Stephanie feels like a sequence cut from a larger concept. While this is a testament to the world being built by Costello and crew, it also stops the story from fully resonating in its current form. It’s a shame – considering how effectively it starts – but this is still an enjoyable, stylishly executed short that’s well worth watching. And, with the director’s website listing his next project as a debut feature currently called Untitled Awesome Horror Film, I’d hope to see more of this story on screen soon. Lord knows Dunford could use the work.

Fergal Costello on Vimeo



Screen Ireland Short Horror Comedy ‘Something Doesn’t Feel Right’ Wraps


Filming has completed on new Screen Ireland short horror comedy Something Doesn’t Feel Right starring comedian Tony Cantwell.


Written by Ged Murray and directed by Fergal Costello, the film follows Cantwell as the slasher killer ‘Zipface’ as he goes about stalking and killing the teens staying at the ominously titled Camp Sleep Forever. Zipface wipes them out one at a time, but slowly comes to realize that maybe what he’s doing isn’t that fulfilling and perhaps love is the answer after all.


Shot over two nights in Lough Dan, the film promises to be funny, mean, scary and just a little bit emotional. Costello said he wanted the film ‘to feel exactly like all those old slasher films I devoured as a chap, but then to thrust a hulking brute of a killer into a bit of an emotional breakdown right in the middle of that world and see how he fared.’


The film was produced by Fiona Kinsella of Jumper Productions in conjunction with Screen Ireland.


More of Fergal Costello’s work can be seen here:

Watch Short Film: ‘Heartburn’s A Killer’

Ross Browne


Heartburn’s A Killer, a one minute action-comedy directed by Fergal Costello has just been completed. The film stars comedian Ross Browne and Peter McGann, dealing with a devastating effects heartburn can have on a gunfight.


Costello wrote, directed, edited and created the visual effects for the piece, which was shot by Paddy Jordan [The Young Offenders, Pentecost] and produced by Claire Gormley [Mute, Trampoline].
The piece was funded by commercial company DBC.



More of Costello’s work can be seen here:

‘Colossus’ Completes Filming

 Peter McGann

Colossus, a short science-fiction thriller written and directed by Fergal Costello has just completed filming. The film stars Peter McGann (Cavalier) and Morgan Jones (Game of Thrones) dealing with a soldier hunting for revenge in the midst of a devastated world 12 years after the catastrophic Colossus Event.
Shot over the course of a week in Wicklow’s Sally Gap, Colossus is currently in post-production for an autumn release.
Costello’s most recent piece Pregnancy Test was just acquired by Eli Roth and Jason Blum’s CRYPT TV, where it amassed 260,000 views in one day.
More of Costello’s work can be seen here:

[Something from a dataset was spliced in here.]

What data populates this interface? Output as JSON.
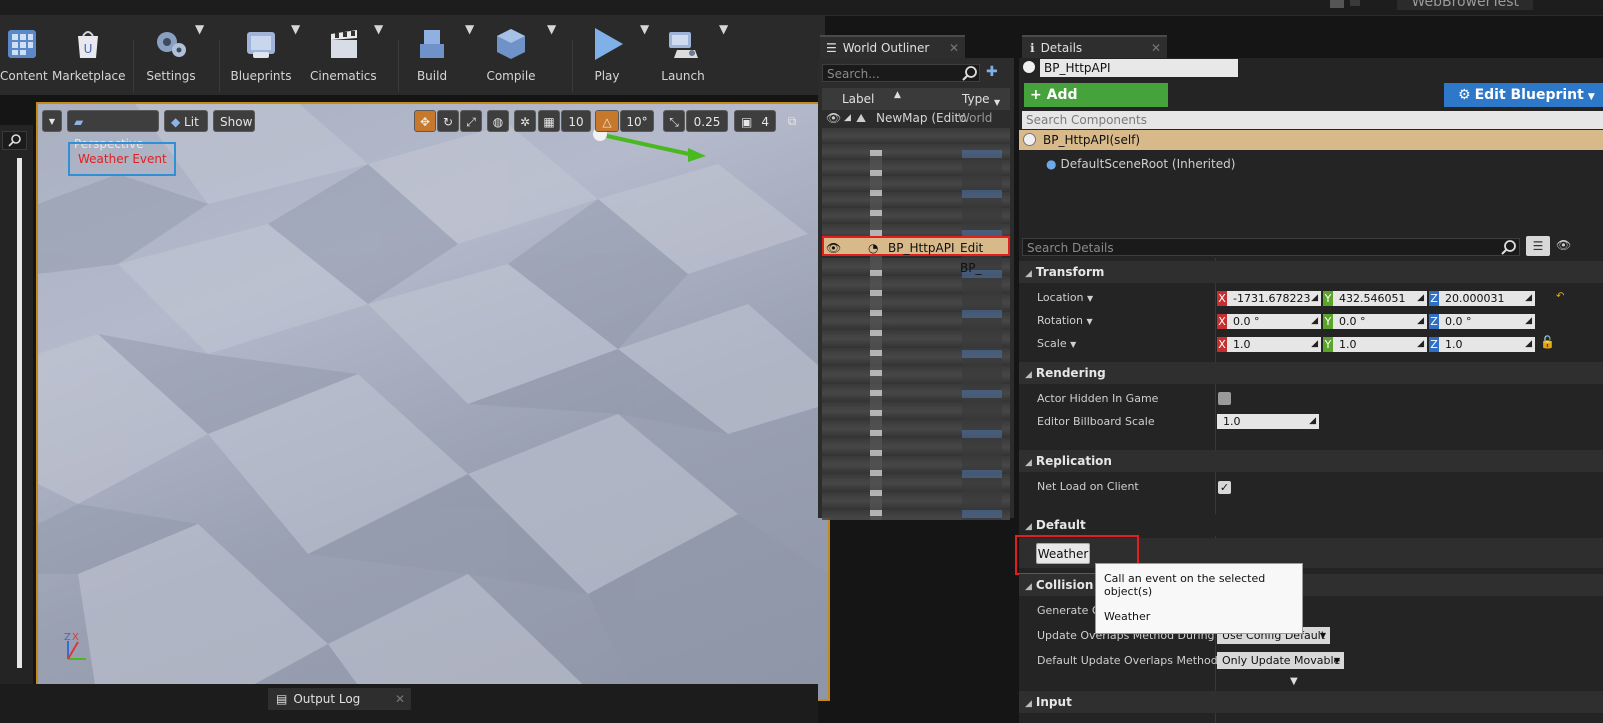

Watch ‘Pregnancy Test’

Aoife Spratt


Pregnancy Test, a two-minute horror comedy directed by Fergal Costello, is currently available online. The film stars Aoife Spratt and Amy Hughes, dealing with a demonic pregnancy and the explosively gory devastation that sort of predicament brings. The film was made for less than €500.


Costello currently directs sketches for Republic of Telly, and adverts, with his most recent piece “Doritos – Meet My Partner!” winning an award at the recent YDA 2016 Awards.



 More of Costello’s work can be seen here:

‘Zenith’ in Post-production



Zenith, a seven-minute science fiction drama directed by Fergal Costello, is currently in post-production. The film stars John Morton and deals with an astronaut, adrift in space, remembering the wife and life he has left behind on Earth in his final moments.


The film and its effects utilized the VFX technique Cloud Tank Photography, pioneered by Douglas Trumball for Close Encounters of the Third Kind, to film the space sequences.


Costello has worked extensively with RTÉ Two’s Republic of Telly and The Fear but dedicates the majority of his time to his own projects, the last of which, Shocker, received its premiere screening in The Lighthouse Cinema, Smithfield.

Zenith was made for €1,300 and is currently in post-production for an early February release. Director Peter Foott helped in the funding process of the film.

Ciaran Birch composed the score for the short film.


The film is aiming for an early February completion with screening dates to be announced soon.




Zenith Poster